Extracted data entries
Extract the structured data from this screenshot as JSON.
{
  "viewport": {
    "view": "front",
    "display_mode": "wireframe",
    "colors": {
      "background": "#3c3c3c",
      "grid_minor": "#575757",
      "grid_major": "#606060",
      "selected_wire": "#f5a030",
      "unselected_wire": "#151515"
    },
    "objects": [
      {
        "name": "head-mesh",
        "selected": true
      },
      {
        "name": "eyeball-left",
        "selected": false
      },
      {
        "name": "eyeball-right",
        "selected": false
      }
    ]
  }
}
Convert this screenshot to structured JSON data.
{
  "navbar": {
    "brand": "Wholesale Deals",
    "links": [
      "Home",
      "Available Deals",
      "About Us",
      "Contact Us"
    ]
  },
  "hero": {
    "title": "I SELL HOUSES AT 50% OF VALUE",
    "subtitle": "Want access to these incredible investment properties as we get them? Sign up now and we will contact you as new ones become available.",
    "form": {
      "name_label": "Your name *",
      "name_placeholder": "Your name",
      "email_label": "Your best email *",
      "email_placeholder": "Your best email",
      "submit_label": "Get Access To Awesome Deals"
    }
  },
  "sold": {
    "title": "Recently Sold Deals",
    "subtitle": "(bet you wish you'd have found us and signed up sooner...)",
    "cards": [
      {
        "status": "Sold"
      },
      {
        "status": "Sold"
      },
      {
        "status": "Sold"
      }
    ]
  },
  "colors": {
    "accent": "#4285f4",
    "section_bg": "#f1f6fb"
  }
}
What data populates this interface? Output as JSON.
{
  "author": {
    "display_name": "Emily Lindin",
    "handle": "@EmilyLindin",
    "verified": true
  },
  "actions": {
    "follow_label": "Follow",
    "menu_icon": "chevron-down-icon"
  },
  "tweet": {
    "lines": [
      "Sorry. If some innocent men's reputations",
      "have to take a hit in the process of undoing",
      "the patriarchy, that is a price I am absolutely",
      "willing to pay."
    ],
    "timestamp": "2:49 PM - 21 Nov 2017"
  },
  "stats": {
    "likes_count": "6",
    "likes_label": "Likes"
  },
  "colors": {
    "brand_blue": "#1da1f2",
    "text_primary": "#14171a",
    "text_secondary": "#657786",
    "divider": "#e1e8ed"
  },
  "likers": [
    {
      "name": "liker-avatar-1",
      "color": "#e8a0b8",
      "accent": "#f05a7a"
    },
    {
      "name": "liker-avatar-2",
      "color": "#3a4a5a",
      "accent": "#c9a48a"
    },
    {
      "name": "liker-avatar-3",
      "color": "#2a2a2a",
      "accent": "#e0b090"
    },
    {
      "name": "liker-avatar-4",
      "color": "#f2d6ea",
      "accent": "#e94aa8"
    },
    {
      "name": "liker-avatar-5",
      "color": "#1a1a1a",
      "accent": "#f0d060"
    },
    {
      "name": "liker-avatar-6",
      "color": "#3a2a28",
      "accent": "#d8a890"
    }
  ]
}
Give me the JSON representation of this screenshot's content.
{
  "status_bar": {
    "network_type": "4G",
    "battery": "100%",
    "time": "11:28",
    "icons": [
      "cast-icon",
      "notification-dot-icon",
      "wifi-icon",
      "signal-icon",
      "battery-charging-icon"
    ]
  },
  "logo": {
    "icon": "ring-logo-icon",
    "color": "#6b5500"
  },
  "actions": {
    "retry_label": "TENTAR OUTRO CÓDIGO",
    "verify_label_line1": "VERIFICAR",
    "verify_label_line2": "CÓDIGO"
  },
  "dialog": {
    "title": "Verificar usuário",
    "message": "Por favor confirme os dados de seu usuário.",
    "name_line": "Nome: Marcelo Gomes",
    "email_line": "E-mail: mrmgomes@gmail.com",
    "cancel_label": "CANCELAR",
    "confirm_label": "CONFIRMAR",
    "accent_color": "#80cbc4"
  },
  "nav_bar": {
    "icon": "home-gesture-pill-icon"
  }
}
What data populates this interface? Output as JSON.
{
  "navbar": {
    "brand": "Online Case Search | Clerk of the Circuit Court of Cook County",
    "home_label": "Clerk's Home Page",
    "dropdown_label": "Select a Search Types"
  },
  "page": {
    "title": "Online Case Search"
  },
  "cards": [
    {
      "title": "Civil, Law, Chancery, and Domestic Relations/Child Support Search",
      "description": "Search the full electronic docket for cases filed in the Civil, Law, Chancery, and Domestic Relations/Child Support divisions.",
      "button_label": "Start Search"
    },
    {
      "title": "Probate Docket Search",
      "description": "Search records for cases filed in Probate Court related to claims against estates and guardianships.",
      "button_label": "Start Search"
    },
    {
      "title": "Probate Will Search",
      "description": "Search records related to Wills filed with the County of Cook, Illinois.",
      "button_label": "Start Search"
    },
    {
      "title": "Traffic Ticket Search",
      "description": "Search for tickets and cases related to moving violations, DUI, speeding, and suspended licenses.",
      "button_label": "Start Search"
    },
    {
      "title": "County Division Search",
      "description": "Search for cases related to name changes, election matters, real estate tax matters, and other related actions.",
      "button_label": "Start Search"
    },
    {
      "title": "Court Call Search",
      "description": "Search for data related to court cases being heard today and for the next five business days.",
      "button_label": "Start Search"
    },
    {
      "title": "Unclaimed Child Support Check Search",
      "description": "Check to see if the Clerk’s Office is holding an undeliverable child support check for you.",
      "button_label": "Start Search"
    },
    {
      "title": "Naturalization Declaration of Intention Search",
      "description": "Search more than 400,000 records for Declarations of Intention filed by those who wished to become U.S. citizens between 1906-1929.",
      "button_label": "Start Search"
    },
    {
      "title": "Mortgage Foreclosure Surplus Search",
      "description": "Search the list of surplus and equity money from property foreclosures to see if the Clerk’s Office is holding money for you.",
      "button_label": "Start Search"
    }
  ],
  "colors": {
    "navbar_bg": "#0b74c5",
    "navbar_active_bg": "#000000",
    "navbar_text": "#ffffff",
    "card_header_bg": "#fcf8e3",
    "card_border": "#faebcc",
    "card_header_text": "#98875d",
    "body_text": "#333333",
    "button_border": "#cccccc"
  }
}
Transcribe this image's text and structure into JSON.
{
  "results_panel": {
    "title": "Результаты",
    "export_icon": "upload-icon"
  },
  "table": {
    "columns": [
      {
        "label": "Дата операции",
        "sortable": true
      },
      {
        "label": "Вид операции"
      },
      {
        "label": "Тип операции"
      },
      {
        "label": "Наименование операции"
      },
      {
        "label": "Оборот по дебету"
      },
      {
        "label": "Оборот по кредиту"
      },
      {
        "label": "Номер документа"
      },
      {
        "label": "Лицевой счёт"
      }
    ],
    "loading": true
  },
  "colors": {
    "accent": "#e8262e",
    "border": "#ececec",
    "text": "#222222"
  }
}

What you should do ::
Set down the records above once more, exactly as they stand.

Solution ::
Extract the structured data from this screenshot as JSON.
{
  "viewport": {
    "view": "front",
    "display_mode": "wireframe",
    "colors": {
      "background": "#3c3c3c",
      "grid_minor": "#575757",
      "grid_major": "#606060",
      "selected_wire": "#f5a030",
      "unselected_wire": "#151515"
    },
    "objects": [
      {
        "name": "head-mesh",
        "selected": true
      },
      {
        "name": "eyeball-left",
        "selected": false
      },
      {
        "name": "eyeball-right",
        "selected": false
      }
    ]
  }
}
Convert this screenshot to structured JSON data.
{
  "navbar": {
    "brand": "Wholesale Deals",
    "links": [
      "Home",
      "Available Deals",
      "About Us",
      "Contact Us"
    ]
  },
  "hero": {
    "title": "I SELL HOUSES AT 50% OF VALUE",
    "subtitle": "Want access to these incredible investment properties as we get them? Sign up now and we will contact you as new ones become available.",
    "form": {
      "name_label": "Your name *",
      "name_placeholder": "Your name",
      "email_label": "Your best email *",
      "email_placeholder": "Your best email",
      "submit_label": "Get Access To Awesome Deals"
    }
  },
  "sold": {
    "title": "Recently Sold Deals",
    "subtitle": "(bet you wish you'd have found us and signed up sooner...)",
    "cards": [
      {
        "status": "Sold"
      },
      {
        "status": "Sold"
      },
      {
        "status": "Sold"
      }
    ]
  },
  "colors": {
    "accent": "#4285f4",
    "section_bg": "#f1f6fb"
  }
}
What data populates this interface? Output as JSON.
{
  "author": {
    "display_name": "Emily Lindin",
    "handle": "@EmilyLindin",
    "verified": true
  },
  "actions": {
    "follow_label": "Follow",
    "menu_icon": "chevron-down-icon"
  },
  "tweet": {
    "lines": [
      "Sorry. If some innocent men's reputations",
      "have to take a hit in the process of undoing",
      "the patriarchy, that is a price I am absolutely",
      "willing to pay."
    ],
    "timestamp": "2:49 PM - 21 Nov 2017"
  },
  "stats": {
    "likes_count": "6",
    "likes_label": "Likes"
  },
  "colors": {
    "brand_blue": "#1da1f2",
    "text_primary": "#14171a",
    "text_secondary": "#657786",
    "divider": "#e1e8ed"
  },
  "likers": [
    {
      "name": "liker-avatar-1",
      "color": "#e8a0b8",
      "accent": "#f05a7a"
    },
    {
      "name": "liker-avatar-2",
      "color": "#3a4a5a",
      "accent": "#c9a48a"
    },
    {
      "name": "liker-avatar-3",
      "color": "#2a2a2a",
      "accent": "#e0b090"
    },
    {
      "name": "liker-avatar-4",
      "color": "#f2d6ea",
      "accent": "#e94aa8"
    },
    {
      "name": "liker-avatar-5",
      "color": "#1a1a1a",
      "accent": "#f0d060"
    },
    {
      "name": "liker-avatar-6",
      "color": "#3a2a28",
      "accent": "#d8a890"
    }
  ]
}
Give me the JSON representation of this screenshot's content.
{
  "status_bar": {
    "network_type": "4G",
    "battery": "100%",
    "time": "11:28",
    "icons": [
      "cast-icon",
      "notification-dot-icon",
      "wifi-icon",
      "signal-icon",
      "battery-charging-icon"
    ]
  },
  "logo": {
    "icon": "ring-logo-icon",
    "color": "#6b5500"
  },
  "actions": {
    "retry_label": "TENTAR OUTRO CÓDIGO",
    "verify_label_line1": "VERIFICAR",
    "verify_label_line2": "CÓDIGO"
  },
  "dialog": {
    "title": "Verificar usuário",
    "message": "Por favor confirme os dados de seu usuário.",
    "name_line": "Nome: Marcelo Gomes",
    "email_line": "E-mail: mrmgomes@gmail.com",
    "cancel_label": "CANCELAR",
    "confirm_label": "CONFIRMAR",
    "accent_color": "#80cbc4"
  },
  "nav_bar": {
    "icon": "home-gesture-pill-icon"
  }
}
What data populates this interface? Output as JSON.
{
  "navbar": {
    "brand": "Online Case Search | Clerk of the Circuit Court of Cook County",
    "home_label": "Clerk's Home Page",
    "dropdown_label": "Select a Search Types"
  },
  "page": {
    "title": "Online Case Search"
  },
  "cards": [
    {
      "title": "Civil, Law, Chancery, and Domestic Relations/Child Support Search",
      "description": "Search the full electronic docket for cases filed in the Civil, Law, Chancery, and Domestic Relations/Child Support divisions.",
      "button_label": "Start Search"
    },
    {
      "title": "Probate Docket Search",
      "description": "Search records for cases filed in Probate Court related to claims against estates and guardianships.",
      "button_label": "Start Search"
    },
    {
      "title": "Probate Will Search",
      "description": "Search records related to Wills filed with the County of Cook, Illinois.",
      "button_label": "Start Search"
    },
    {
      "title": "Traffic Ticket Search",
      "description": "Search for tickets and cases related to moving violations, DUI, speeding, and suspended licenses.",
      "button_label": "Start Search"
    },
    {
      "title": "County Division Search",
      "description": "Search for cases related to name changes, election matters, real estate tax matters, and other related actions.",
      "button_label": "Start Search"
    },
    {
      "title": "Court Call Search",
      "description": "Search for data related to court cases being heard today and for the next five business days.",
      "button_label": "Start Search"
    },
    {
      "title": "Unclaimed Child Support Check Search",
      "description": "Check to see if the Clerk’s Office is holding an undeliverable child support check for you.",
      "button_label": "Start Search"
    },
    {
      "title": "Naturalization Declaration of Intention Search",
      "description": "Search more than 400,000 records for Declarations of Intention filed by those who wished to become U.S. citizens between 1906-1929.",
      "button_label": "Start Search"
    },
    {
      "title": "Mortgage Foreclosure Surplus Search",
      "description": "Search the list of surplus and equity money from property foreclosures to see if the Clerk’s Office is holding money for you.",
      "button_label": "Start Search"
    }
  ],
  "colors": {
    "navbar_bg": "#0b74c5",
    "navbar_active_bg": "#000000",
    "navbar_text": "#ffffff",
    "card_header_bg": "#fcf8e3",
    "card_border": "#faebcc",
    "card_header_text": "#98875d",
    "body_text": "#333333",
    "button_border": "#cccccc"
  }
}
Transcribe this image's text and structure into JSON.
{
  "results_panel": {
    "title": "Результаты",
    "export_icon": "upload-icon"
  },
  "table": {
    "columns": [
      {
        "label": "Дата операции",
        "sortable": true
      },
      {
        "label": "Вид операции"
      },
      {
        "label": "Тип операции"
      },
      {
        "label": "Наименование операции"
      },
      {
        "label": "Оборот по дебету"
      },
      {
        "label": "Оборот по кредиту"
      },
      {
        "label": "Номер документа"
      },
      {
        "label": "Лицевой счёт"
      }
    ],
    "loading": true
  },
  "colors": {
    "accent": "#e8262e",
    "border": "#ececec",
    "text": "#222222"
  }
}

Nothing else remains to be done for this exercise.